Exercise requirements: Track down each line below containing the string "modified" and copy it.

Entries supplied:
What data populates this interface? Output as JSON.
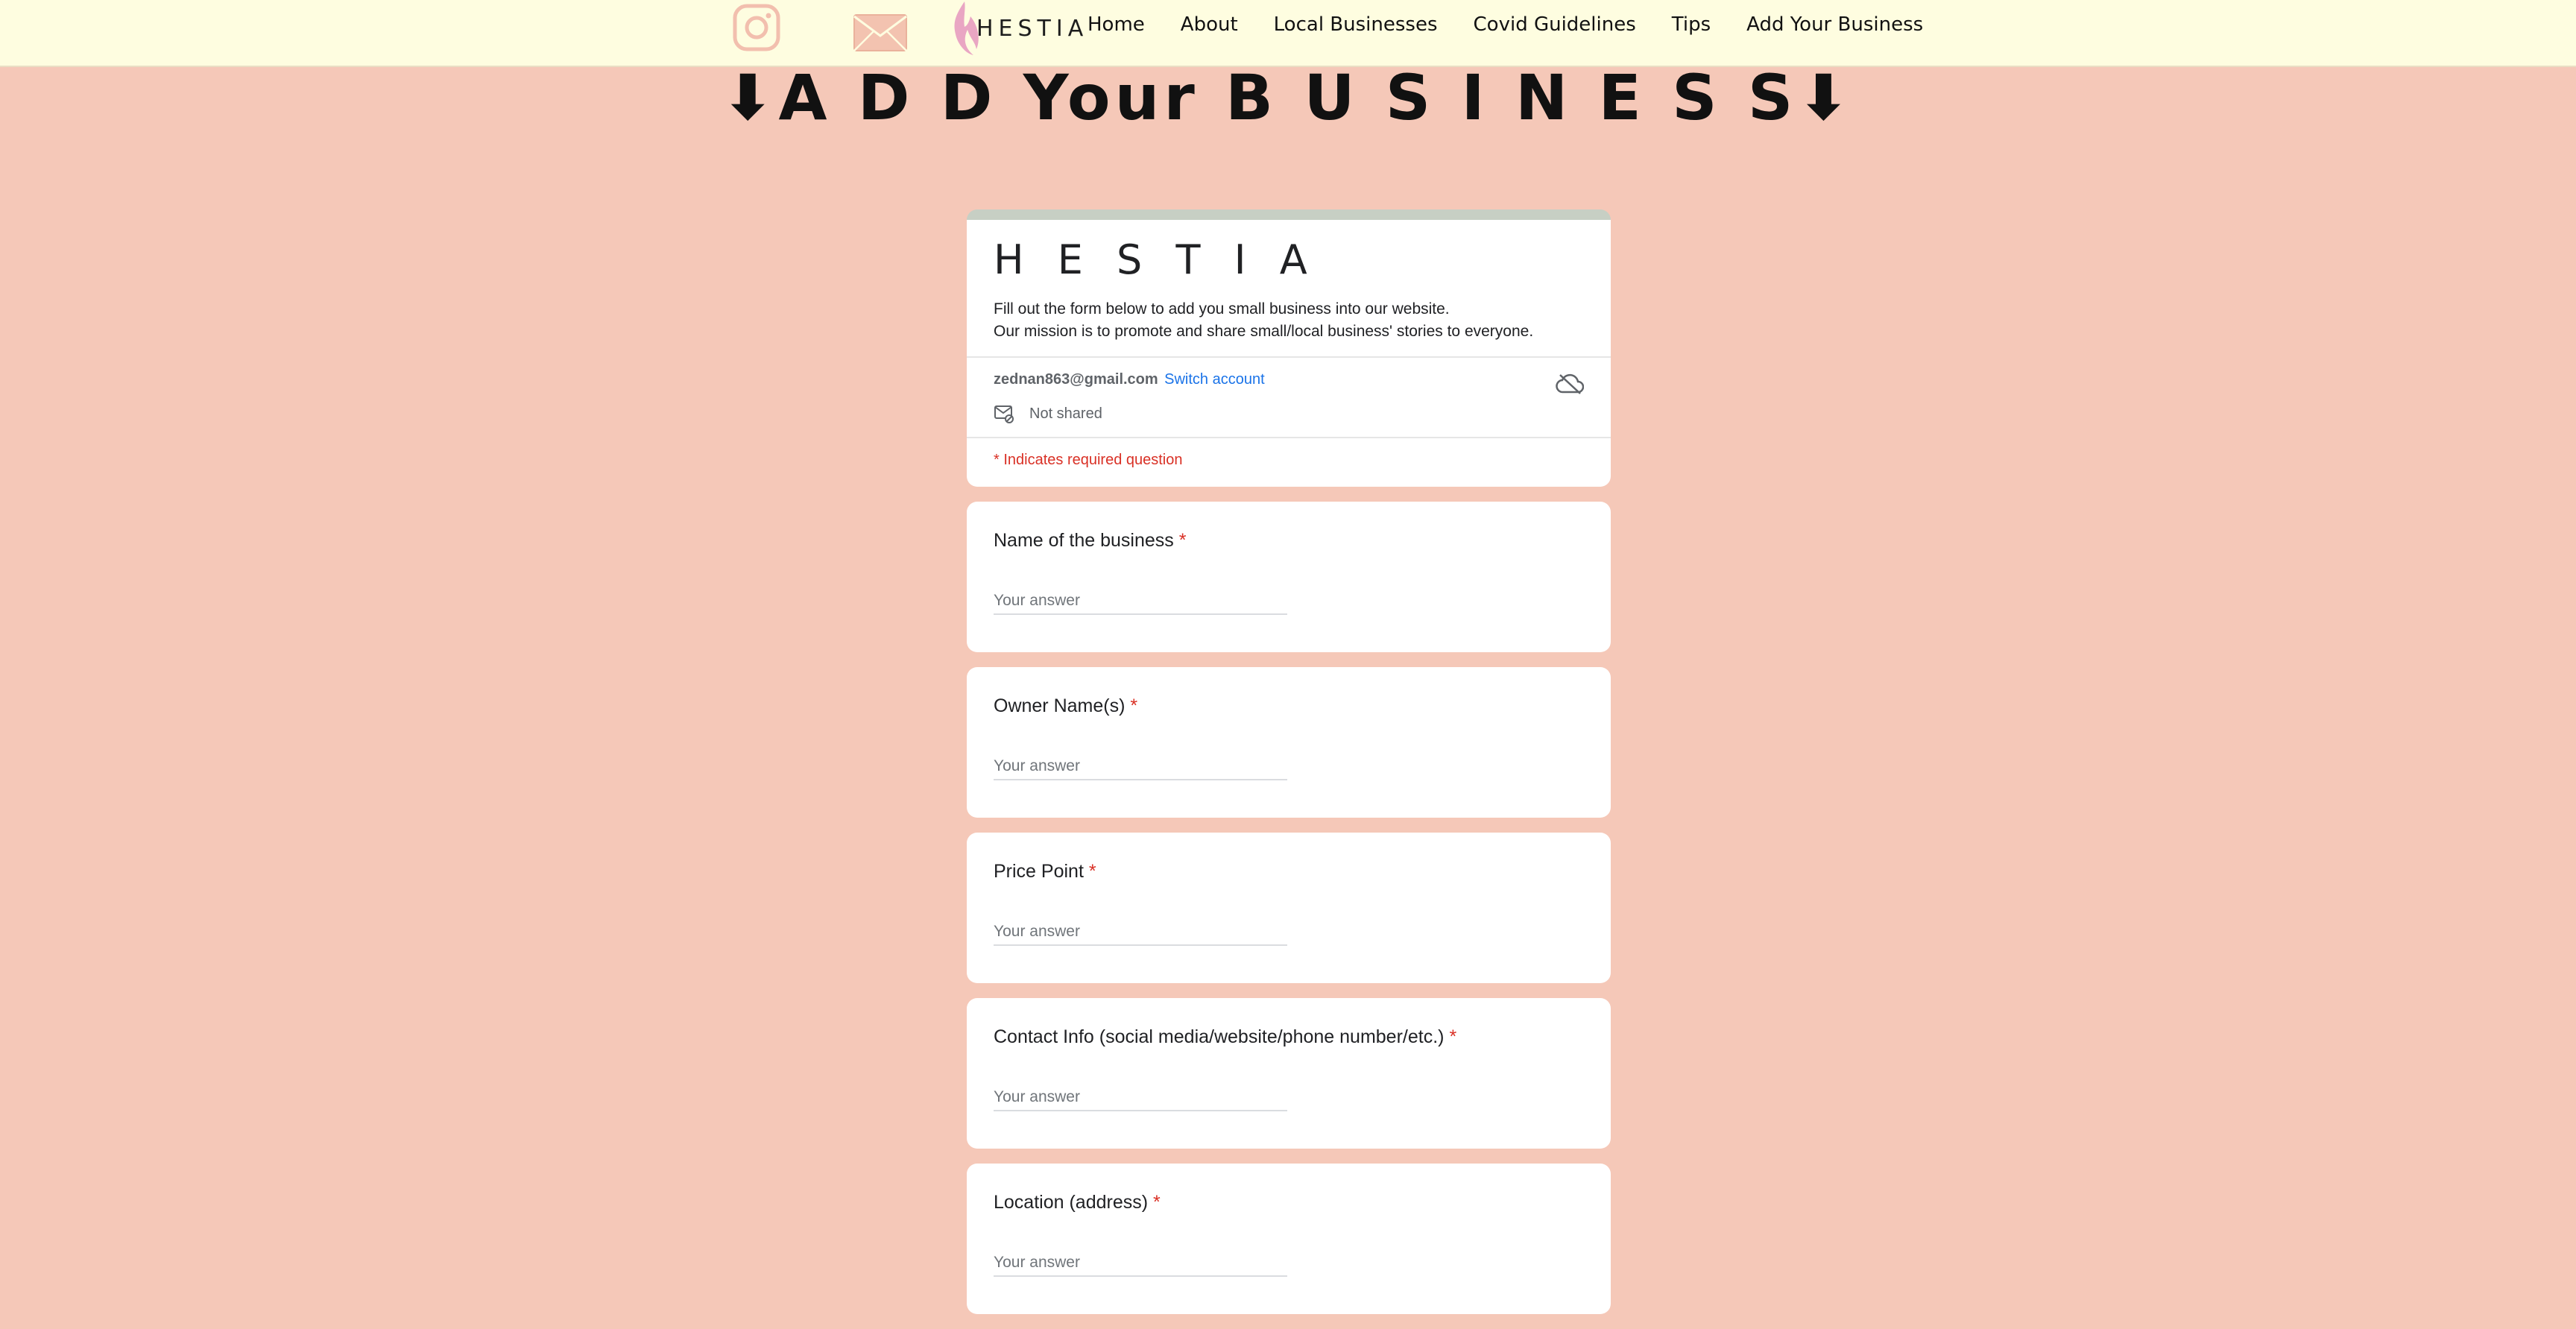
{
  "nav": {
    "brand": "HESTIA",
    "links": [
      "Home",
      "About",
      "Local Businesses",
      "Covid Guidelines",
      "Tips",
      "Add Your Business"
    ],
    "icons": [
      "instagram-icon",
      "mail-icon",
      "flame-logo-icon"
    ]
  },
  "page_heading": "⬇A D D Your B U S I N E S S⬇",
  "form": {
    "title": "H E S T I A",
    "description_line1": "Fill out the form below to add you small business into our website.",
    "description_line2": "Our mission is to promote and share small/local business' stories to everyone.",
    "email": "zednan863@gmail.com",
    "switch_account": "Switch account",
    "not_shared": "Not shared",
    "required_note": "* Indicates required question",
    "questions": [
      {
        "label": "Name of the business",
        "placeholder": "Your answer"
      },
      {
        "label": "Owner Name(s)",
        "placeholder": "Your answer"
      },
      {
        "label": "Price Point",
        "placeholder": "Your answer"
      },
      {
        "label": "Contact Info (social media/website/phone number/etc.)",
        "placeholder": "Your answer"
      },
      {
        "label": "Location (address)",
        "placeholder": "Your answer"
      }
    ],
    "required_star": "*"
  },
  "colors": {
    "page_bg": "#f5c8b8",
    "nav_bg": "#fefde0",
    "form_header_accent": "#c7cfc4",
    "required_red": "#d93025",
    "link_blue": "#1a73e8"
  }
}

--

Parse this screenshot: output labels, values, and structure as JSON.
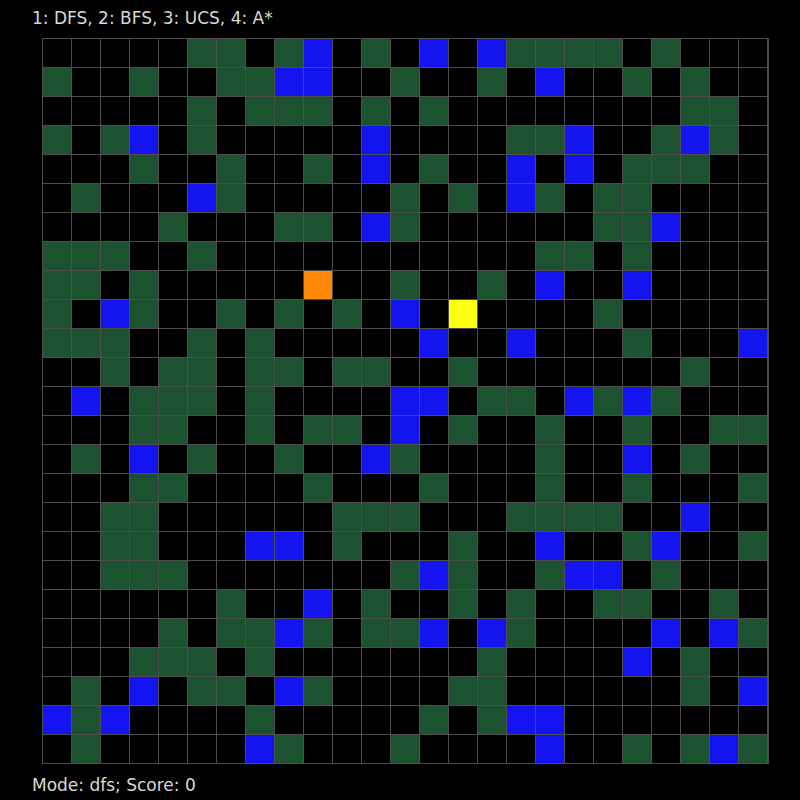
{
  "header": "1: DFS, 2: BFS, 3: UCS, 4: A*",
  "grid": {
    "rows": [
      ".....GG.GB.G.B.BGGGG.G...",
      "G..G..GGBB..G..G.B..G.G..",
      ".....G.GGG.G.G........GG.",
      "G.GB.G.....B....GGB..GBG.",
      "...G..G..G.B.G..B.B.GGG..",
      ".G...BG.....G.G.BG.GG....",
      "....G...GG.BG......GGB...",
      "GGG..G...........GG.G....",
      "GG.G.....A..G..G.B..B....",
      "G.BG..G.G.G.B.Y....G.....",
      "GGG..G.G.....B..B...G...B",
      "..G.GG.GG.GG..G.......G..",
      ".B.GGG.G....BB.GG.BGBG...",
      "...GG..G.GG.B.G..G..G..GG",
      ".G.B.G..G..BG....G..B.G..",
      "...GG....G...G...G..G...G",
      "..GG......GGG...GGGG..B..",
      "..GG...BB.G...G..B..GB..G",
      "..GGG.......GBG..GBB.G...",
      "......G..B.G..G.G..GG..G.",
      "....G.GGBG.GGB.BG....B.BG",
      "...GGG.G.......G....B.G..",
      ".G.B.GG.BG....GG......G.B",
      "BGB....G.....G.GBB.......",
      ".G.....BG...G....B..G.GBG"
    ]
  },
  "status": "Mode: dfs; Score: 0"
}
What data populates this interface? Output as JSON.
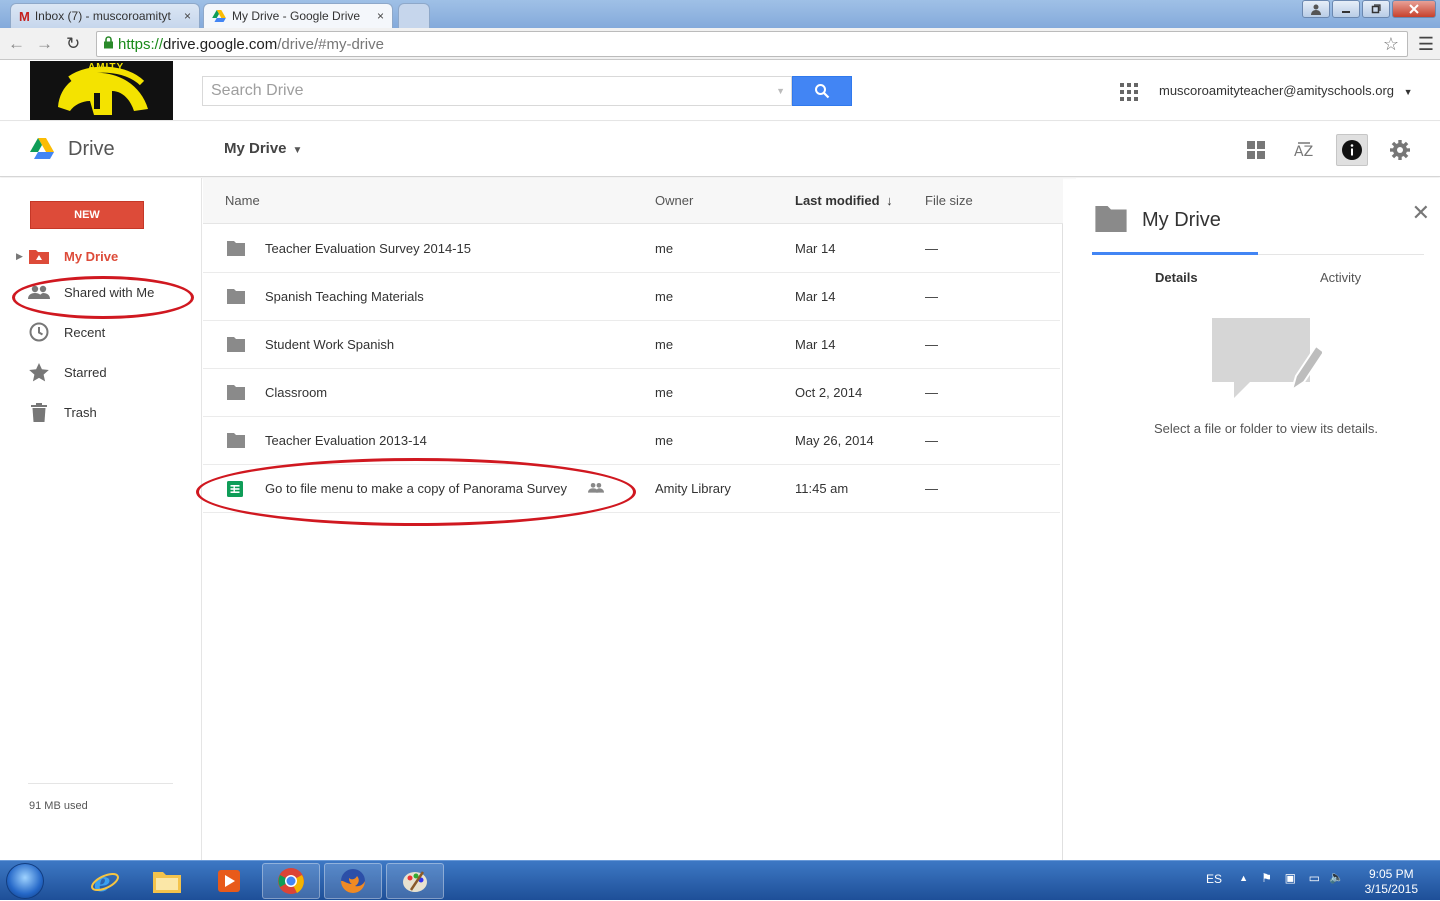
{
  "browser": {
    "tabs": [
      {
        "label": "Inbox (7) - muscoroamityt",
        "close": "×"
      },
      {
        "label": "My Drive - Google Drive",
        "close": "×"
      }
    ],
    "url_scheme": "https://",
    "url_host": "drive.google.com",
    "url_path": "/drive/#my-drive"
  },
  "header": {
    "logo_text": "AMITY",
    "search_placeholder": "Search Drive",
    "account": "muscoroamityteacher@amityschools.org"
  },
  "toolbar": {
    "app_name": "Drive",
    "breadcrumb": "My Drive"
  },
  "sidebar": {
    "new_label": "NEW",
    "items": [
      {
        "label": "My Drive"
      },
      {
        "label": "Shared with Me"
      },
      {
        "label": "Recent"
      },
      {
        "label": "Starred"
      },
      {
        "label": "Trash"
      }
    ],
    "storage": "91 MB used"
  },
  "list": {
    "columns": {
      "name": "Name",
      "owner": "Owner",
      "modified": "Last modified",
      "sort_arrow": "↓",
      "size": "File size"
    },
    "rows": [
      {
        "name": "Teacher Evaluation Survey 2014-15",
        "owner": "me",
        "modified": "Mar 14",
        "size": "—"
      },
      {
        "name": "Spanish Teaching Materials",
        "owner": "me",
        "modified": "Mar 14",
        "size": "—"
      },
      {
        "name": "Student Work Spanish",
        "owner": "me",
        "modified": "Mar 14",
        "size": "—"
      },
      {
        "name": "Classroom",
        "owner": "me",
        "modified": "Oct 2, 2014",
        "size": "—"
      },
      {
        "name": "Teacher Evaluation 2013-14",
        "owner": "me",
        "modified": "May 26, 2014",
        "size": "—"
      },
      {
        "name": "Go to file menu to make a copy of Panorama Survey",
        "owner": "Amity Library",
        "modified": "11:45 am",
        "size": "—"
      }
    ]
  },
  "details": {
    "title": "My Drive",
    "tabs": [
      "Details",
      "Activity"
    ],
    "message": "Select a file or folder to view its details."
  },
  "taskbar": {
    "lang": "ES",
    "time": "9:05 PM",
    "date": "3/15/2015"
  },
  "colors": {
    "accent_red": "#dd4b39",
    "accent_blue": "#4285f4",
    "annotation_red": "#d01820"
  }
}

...

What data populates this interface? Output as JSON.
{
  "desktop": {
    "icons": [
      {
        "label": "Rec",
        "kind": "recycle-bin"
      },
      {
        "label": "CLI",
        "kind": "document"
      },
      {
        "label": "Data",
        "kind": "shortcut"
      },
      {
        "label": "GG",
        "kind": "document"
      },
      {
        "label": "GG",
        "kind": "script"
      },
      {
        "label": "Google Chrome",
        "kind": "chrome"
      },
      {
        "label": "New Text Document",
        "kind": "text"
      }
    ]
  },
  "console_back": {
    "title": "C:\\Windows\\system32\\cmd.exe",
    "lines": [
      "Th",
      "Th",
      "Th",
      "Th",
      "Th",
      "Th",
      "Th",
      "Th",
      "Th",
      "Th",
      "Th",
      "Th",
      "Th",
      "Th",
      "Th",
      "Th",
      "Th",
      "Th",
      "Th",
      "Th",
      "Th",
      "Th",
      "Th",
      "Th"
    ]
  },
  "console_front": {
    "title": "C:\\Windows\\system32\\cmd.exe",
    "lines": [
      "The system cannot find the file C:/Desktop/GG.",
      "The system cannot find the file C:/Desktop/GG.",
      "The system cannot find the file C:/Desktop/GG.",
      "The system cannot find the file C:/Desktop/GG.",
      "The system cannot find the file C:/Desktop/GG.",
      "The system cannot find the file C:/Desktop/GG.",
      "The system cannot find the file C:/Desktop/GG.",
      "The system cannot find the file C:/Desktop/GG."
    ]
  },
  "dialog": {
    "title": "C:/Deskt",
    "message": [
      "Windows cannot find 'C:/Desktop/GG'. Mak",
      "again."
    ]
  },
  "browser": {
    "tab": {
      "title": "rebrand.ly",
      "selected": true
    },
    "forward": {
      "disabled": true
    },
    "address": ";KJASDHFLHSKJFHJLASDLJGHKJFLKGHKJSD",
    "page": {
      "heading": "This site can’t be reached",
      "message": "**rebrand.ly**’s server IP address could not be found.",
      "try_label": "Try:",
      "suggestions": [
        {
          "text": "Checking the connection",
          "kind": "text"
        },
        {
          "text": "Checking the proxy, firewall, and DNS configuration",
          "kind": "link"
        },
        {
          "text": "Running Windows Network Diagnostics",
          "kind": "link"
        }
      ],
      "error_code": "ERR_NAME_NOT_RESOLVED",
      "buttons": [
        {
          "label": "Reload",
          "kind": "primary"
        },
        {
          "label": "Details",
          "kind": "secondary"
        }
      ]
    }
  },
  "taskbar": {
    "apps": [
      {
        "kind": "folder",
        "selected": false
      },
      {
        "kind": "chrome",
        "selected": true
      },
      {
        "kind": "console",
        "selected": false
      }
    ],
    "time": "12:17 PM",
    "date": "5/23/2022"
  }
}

Answer space:
      "modified": "Last modified",
        "modified": "Mar 14",
        "modified": "Mar 14",
        "modified": "Mar 14",
        "modified": "Oct 2, 2014",
        "modified": "May 26, 2014",
        "modified": "11:45 am",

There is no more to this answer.